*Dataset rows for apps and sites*
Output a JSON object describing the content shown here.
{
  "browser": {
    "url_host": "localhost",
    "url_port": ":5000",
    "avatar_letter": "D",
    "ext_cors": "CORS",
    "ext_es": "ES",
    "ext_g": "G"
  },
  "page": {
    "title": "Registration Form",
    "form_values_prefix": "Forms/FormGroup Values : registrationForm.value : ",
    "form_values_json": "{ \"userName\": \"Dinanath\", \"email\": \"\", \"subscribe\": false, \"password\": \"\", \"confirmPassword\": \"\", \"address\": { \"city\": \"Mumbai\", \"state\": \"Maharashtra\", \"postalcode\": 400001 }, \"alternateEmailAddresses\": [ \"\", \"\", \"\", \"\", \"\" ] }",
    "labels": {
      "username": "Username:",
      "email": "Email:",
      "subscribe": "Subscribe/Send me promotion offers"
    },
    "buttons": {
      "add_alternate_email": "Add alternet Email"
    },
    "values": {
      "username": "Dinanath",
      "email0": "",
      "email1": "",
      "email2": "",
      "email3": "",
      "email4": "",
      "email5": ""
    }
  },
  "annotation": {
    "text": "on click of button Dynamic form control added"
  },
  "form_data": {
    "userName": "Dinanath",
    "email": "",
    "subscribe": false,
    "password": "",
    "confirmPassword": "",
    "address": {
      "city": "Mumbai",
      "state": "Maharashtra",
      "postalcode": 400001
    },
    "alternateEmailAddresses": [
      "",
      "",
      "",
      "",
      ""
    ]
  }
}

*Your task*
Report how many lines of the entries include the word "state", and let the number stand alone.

*Answer space*
2